Build an Eyeball Science Project: Challenge your students to build an actual, physical model of the eye with common household materials.
Please Touch the Artwork: Engage your whole class in the creation of an art exhibit that is intended to be touched or experienced non-visually. This can include highly tactile sculptures; paintings that incorporate Braille and/or puffy-paint; audio experiences using headphones; smell boxes; and even ‘surprise’ boxes containing ambiguous tactile objects inside which must be touched in order to be ‘seen’. If you want to go ‘all out,’ this exhibit should be portable, and culminate in the exhibition of the students’ work at a local service organization for the blind.
Kinds of Blind Research Project: Students can go deeper into learning about one visual disability of their choosing, visiting the library in order to research and write a paper about the condition. This research project can be conducted in a jigsaw format, which involves two stages: the research stage, during which groups of students collaborate on identifying resources and topics to include in a presentation to their fellow students; and a sharing stage, in which individual representatives from each research group recombine in small groups to share their findings with each other.
Personal Interview Project: Students can independently interview a person in their community who has a visual disability. They can write a profile of that person and post to a classroom blog; edit a video about that person in the style of Beyond Blind and post to Vimeo; or create a radio interview with that person and post to SoundCloud.
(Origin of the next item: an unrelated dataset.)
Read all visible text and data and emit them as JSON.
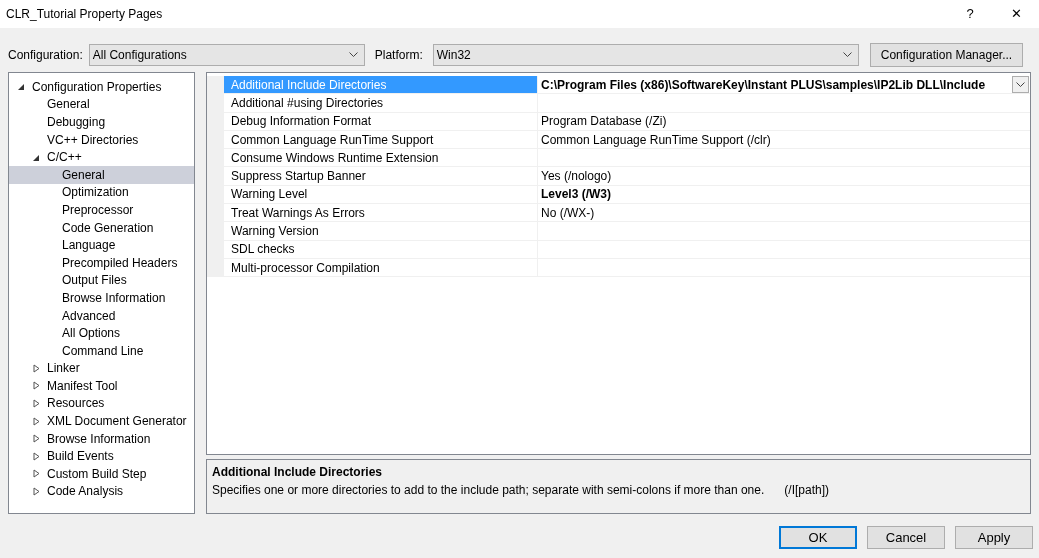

If they know the person well, they can even record and submit their story using the StoryCorps mobile app.
Blind Hollywood: Ask students to choose one or more of the films below, and critique how well or poorly that film portrays blindness – as well as how it portrays its blind characters. Considerable preparation should be done with students in advance of this assignment, to discuss common stereotypes, biases, and misconceptions in the media about disability in general, and blindness in particular. Following this discussion, students can collaboratively generate a checklist with ideal criteria for positive, empowered portrayals of blind people. After watching their film at home (checklist in-hand), students will rate the film and then report their findings to the class.
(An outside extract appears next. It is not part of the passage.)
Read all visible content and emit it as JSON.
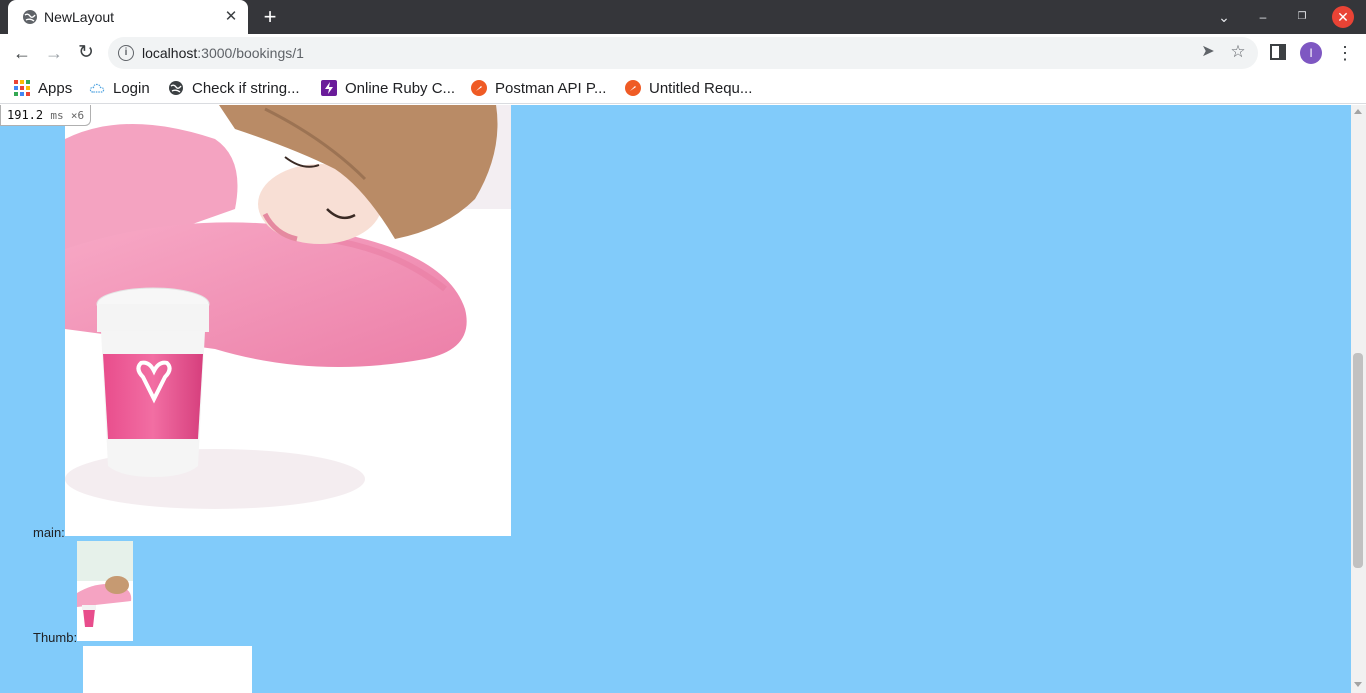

Discussion and Lecture
Legal Blindness: Explore with students what the term ‘legally blind’ means, and discuss important disability benefits to which someone with this classification is entitled. Consider what legal blindness means in the wider disability rights movement, and introduces the concept of accessibility. Have your students work in groups to measure their own visual acuity — 20/40, 20/20, 20/15, 20/200 (legal blindness), etc.
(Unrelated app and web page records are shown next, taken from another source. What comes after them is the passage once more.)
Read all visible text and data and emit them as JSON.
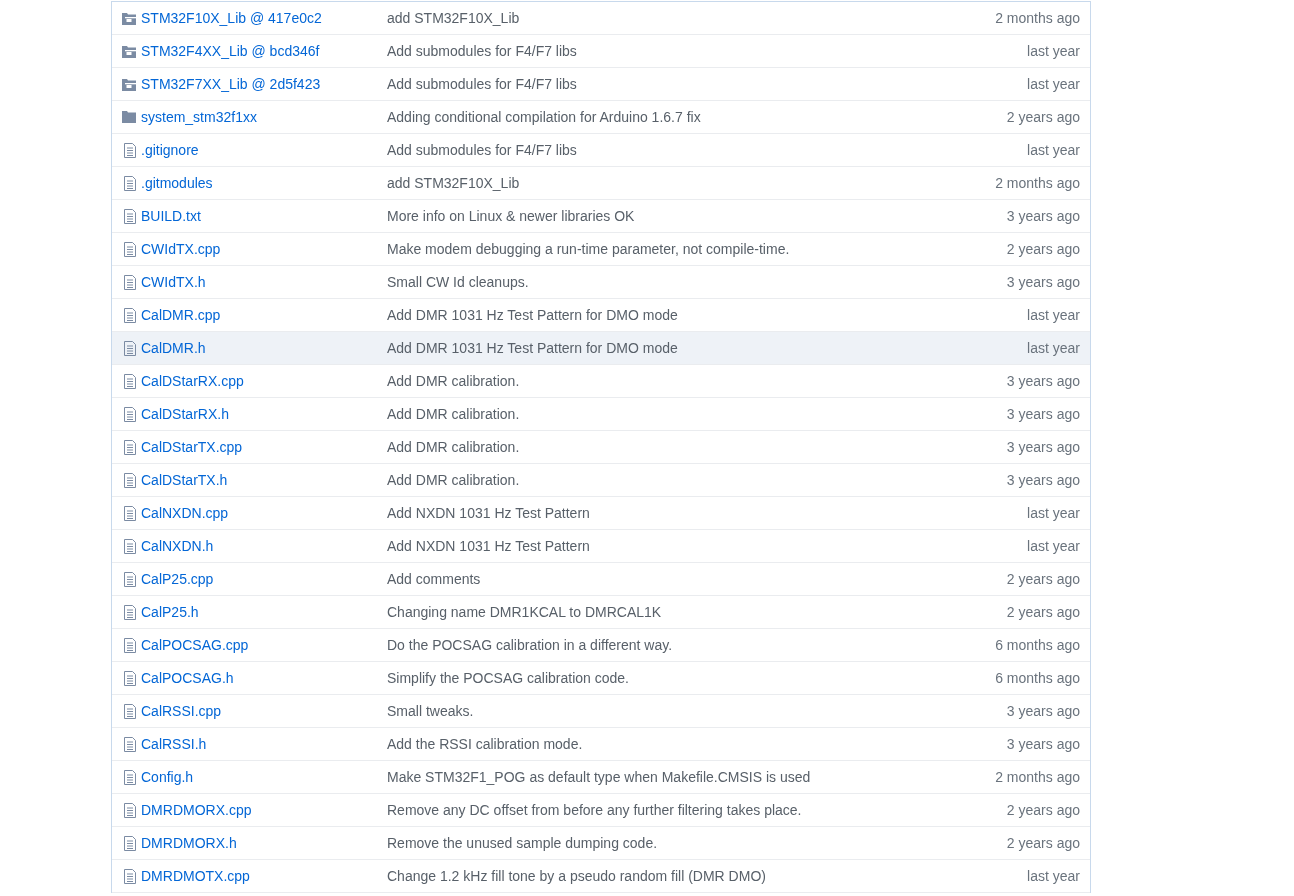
{
  "files": [
    {
      "kind": "submodule",
      "name": "STM32F10X_Lib @ 417e0c2",
      "message": "add STM32F10X_Lib",
      "age": "2 months ago",
      "selected": false
    },
    {
      "kind": "submodule",
      "name": "STM32F4XX_Lib @ bcd346f",
      "message": "Add submodules for F4/F7 libs",
      "age": "last year",
      "selected": false
    },
    {
      "kind": "submodule",
      "name": "STM32F7XX_Lib @ 2d5f423",
      "message": "Add submodules for F4/F7 libs",
      "age": "last year",
      "selected": false
    },
    {
      "kind": "directory",
      "name": "system_stm32f1xx",
      "message": "Adding conditional compilation for Arduino 1.6.7 fix",
      "age": "2 years ago",
      "selected": false
    },
    {
      "kind": "file",
      "name": ".gitignore",
      "message": "Add submodules for F4/F7 libs",
      "age": "last year",
      "selected": false
    },
    {
      "kind": "file",
      "name": ".gitmodules",
      "message": "add STM32F10X_Lib",
      "age": "2 months ago",
      "selected": false
    },
    {
      "kind": "file",
      "name": "BUILD.txt",
      "message": "More info on Linux & newer libraries OK",
      "age": "3 years ago",
      "selected": false
    },
    {
      "kind": "file",
      "name": "CWIdTX.cpp",
      "message": "Make modem debugging a run-time parameter, not compile-time.",
      "age": "2 years ago",
      "selected": false
    },
    {
      "kind": "file",
      "name": "CWIdTX.h",
      "message": "Small CW Id cleanups.",
      "age": "3 years ago",
      "selected": false
    },
    {
      "kind": "file",
      "name": "CalDMR.cpp",
      "message": "Add DMR 1031 Hz Test Pattern for DMO mode",
      "age": "last year",
      "selected": false
    },
    {
      "kind": "file",
      "name": "CalDMR.h",
      "message": "Add DMR 1031 Hz Test Pattern for DMO mode",
      "age": "last year",
      "selected": true
    },
    {
      "kind": "file",
      "name": "CalDStarRX.cpp",
      "message": "Add DMR calibration.",
      "age": "3 years ago",
      "selected": false
    },
    {
      "kind": "file",
      "name": "CalDStarRX.h",
      "message": "Add DMR calibration.",
      "age": "3 years ago",
      "selected": false
    },
    {
      "kind": "file",
      "name": "CalDStarTX.cpp",
      "message": "Add DMR calibration.",
      "age": "3 years ago",
      "selected": false
    },
    {
      "kind": "file",
      "name": "CalDStarTX.h",
      "message": "Add DMR calibration.",
      "age": "3 years ago",
      "selected": false
    },
    {
      "kind": "file",
      "name": "CalNXDN.cpp",
      "message": "Add NXDN 1031 Hz Test Pattern",
      "age": "last year",
      "selected": false
    },
    {
      "kind": "file",
      "name": "CalNXDN.h",
      "message": "Add NXDN 1031 Hz Test Pattern",
      "age": "last year",
      "selected": false
    },
    {
      "kind": "file",
      "name": "CalP25.cpp",
      "message": "Add comments",
      "age": "2 years ago",
      "selected": false
    },
    {
      "kind": "file",
      "name": "CalP25.h",
      "message": "Changing name DMR1KCAL to DMRCAL1K",
      "age": "2 years ago",
      "selected": false
    },
    {
      "kind": "file",
      "name": "CalPOCSAG.cpp",
      "message": "Do the POCSAG calibration in a different way.",
      "age": "6 months ago",
      "selected": false
    },
    {
      "kind": "file",
      "name": "CalPOCSAG.h",
      "message": "Simplify the POCSAG calibration code.",
      "age": "6 months ago",
      "selected": false
    },
    {
      "kind": "file",
      "name": "CalRSSI.cpp",
      "message": "Small tweaks.",
      "age": "3 years ago",
      "selected": false
    },
    {
      "kind": "file",
      "name": "CalRSSI.h",
      "message": "Add the RSSI calibration mode.",
      "age": "3 years ago",
      "selected": false
    },
    {
      "kind": "file",
      "name": "Config.h",
      "message": "Make STM32F1_POG as default type when Makefile.CMSIS is used",
      "age": "2 months ago",
      "selected": false
    },
    {
      "kind": "file",
      "name": "DMRDMORX.cpp",
      "message": "Remove any DC offset from before any further filtering takes place.",
      "age": "2 years ago",
      "selected": false
    },
    {
      "kind": "file",
      "name": "DMRDMORX.h",
      "message": "Remove the unused sample dumping code.",
      "age": "2 years ago",
      "selected": false
    },
    {
      "kind": "file",
      "name": "DMRDMOTX.cpp",
      "message": "Change 1.2 kHz fill tone by a pseudo random fill (DMR DMO)",
      "age": "last year",
      "selected": false
    }
  ]
}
Problematizing Simulation: Can someone who is sighted can really come to an accurate understanding of how a blind person experiences the world? Discuss whether ‘simulations’ such as wearing a blindfold for a day are beneficial (giving the sighted participant an experience that leads to a greater appreciation and understanding of blindness) or whether they are misleading and even harmful (leading sighted participants to conclude, for instance, that being blind is a terrifying, disempowering experience that brings up feelings of pity towards the blind, and increased fear of becoming blind themselves). For advanced-level students, assign the recent scientific article entitled “The Perils of Playing Blind.”